** INPUT follows **
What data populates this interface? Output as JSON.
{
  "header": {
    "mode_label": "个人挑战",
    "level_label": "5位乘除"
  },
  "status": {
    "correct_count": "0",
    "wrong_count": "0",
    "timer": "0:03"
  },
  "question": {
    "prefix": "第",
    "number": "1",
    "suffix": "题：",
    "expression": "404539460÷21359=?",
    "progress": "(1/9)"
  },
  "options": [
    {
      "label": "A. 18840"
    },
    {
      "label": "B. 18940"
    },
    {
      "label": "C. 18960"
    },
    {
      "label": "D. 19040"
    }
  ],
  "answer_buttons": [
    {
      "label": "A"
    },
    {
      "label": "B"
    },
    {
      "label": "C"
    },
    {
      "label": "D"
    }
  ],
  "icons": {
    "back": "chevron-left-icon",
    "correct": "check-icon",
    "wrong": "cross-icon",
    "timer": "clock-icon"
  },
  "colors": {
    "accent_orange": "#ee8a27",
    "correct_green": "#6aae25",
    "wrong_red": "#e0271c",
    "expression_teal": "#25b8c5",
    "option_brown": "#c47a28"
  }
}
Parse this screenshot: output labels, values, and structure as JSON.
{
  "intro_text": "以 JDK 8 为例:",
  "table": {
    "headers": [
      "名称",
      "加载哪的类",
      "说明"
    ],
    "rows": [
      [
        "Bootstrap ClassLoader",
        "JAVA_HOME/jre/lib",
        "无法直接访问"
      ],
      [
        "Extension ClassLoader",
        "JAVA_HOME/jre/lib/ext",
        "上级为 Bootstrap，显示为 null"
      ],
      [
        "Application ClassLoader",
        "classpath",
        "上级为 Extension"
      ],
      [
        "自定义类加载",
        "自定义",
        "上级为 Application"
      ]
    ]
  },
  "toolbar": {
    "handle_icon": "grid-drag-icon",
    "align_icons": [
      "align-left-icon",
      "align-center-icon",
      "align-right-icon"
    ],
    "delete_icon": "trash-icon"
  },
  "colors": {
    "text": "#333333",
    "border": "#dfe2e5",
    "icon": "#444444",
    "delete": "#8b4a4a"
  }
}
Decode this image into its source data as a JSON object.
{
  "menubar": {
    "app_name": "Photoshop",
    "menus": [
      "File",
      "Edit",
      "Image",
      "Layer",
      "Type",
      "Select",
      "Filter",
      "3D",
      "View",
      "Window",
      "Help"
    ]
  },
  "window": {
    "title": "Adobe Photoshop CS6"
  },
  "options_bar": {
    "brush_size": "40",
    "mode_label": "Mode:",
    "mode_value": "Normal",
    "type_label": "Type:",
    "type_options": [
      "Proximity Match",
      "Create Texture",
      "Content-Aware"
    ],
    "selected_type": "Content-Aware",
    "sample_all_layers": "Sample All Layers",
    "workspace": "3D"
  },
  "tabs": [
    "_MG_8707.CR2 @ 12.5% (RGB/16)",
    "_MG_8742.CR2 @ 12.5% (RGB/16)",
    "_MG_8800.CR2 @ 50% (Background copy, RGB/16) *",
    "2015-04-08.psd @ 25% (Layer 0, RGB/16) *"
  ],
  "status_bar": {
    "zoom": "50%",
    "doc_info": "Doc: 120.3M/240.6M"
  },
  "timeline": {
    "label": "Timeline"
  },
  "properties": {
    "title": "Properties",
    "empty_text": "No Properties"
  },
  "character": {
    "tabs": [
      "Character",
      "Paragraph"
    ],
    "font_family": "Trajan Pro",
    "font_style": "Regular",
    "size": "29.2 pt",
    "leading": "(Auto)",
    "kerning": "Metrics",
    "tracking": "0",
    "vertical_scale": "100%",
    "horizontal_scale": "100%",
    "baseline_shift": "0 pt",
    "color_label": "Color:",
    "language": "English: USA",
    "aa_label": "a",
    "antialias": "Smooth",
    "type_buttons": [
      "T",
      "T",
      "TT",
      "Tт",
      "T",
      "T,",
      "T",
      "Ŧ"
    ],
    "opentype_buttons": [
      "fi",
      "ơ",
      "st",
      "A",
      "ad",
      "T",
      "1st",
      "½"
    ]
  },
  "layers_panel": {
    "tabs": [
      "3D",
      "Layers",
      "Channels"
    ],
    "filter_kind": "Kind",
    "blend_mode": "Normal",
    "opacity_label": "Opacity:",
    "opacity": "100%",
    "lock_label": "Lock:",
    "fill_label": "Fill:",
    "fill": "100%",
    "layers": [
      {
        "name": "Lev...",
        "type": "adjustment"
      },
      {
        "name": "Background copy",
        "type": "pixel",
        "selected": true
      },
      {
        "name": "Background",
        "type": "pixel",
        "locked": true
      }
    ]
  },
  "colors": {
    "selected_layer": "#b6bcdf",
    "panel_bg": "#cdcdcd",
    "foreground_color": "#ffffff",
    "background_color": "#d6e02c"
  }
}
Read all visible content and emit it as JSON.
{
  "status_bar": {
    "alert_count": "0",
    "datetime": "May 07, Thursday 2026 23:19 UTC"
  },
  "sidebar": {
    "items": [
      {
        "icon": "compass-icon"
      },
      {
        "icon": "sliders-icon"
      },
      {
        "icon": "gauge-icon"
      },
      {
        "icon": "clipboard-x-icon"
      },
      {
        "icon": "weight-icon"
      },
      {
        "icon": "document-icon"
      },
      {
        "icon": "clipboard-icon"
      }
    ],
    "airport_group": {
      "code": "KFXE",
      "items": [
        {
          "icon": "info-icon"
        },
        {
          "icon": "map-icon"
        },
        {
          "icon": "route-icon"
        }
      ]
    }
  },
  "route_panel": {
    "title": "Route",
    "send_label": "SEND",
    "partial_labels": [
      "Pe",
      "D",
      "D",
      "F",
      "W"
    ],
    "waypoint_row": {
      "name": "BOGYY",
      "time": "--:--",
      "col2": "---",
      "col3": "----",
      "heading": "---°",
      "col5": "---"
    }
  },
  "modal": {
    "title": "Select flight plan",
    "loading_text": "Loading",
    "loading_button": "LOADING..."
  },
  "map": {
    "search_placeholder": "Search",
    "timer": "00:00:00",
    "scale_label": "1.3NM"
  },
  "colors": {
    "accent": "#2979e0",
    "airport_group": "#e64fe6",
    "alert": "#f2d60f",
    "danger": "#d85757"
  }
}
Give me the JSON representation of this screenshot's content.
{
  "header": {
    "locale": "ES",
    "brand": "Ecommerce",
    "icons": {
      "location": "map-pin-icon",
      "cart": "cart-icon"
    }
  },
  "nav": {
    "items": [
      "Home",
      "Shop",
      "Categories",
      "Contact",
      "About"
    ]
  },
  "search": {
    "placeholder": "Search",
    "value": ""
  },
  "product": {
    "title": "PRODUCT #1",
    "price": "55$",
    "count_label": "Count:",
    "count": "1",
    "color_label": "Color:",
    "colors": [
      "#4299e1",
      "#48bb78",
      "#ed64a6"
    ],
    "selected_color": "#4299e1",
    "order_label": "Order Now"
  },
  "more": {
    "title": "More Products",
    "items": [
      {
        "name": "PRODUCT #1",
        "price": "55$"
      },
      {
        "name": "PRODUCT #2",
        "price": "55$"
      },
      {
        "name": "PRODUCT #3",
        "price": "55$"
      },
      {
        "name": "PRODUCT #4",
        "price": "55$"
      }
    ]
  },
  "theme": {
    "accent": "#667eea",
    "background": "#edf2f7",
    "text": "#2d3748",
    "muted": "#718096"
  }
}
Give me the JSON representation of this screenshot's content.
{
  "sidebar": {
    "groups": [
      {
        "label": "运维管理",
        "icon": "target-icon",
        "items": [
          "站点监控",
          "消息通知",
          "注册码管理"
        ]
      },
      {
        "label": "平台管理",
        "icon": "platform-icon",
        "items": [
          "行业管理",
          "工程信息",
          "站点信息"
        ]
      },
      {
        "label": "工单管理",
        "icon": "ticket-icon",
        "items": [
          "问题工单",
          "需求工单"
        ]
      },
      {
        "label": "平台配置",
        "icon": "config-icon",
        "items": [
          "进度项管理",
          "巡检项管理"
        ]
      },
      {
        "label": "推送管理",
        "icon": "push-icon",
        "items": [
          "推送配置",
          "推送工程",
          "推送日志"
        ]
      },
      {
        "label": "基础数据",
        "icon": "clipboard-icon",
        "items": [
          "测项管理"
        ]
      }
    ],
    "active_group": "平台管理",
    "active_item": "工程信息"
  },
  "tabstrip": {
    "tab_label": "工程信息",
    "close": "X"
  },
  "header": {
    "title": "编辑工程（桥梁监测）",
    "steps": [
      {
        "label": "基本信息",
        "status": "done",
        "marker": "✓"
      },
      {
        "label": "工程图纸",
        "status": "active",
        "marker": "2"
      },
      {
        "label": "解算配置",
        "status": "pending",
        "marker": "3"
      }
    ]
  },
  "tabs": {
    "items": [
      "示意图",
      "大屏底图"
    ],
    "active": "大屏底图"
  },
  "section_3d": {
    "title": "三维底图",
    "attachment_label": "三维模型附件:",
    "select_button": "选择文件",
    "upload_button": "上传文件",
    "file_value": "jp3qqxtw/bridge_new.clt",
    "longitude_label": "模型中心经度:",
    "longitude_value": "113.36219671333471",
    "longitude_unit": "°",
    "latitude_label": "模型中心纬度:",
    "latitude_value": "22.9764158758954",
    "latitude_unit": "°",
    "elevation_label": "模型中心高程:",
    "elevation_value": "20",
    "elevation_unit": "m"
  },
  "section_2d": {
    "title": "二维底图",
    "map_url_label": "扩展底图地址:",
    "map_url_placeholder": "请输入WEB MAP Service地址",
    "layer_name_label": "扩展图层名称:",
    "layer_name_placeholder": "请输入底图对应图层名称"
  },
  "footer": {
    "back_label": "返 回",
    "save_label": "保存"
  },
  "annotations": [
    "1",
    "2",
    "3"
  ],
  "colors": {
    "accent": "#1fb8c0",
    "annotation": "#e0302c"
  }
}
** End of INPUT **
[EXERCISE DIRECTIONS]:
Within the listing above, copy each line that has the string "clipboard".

[SOLUTION TO THIS EXERCISE]:
        "icon": "clipboard-x-icon"
        "icon": "clipboard-icon"
        "icon": "clipboard-icon",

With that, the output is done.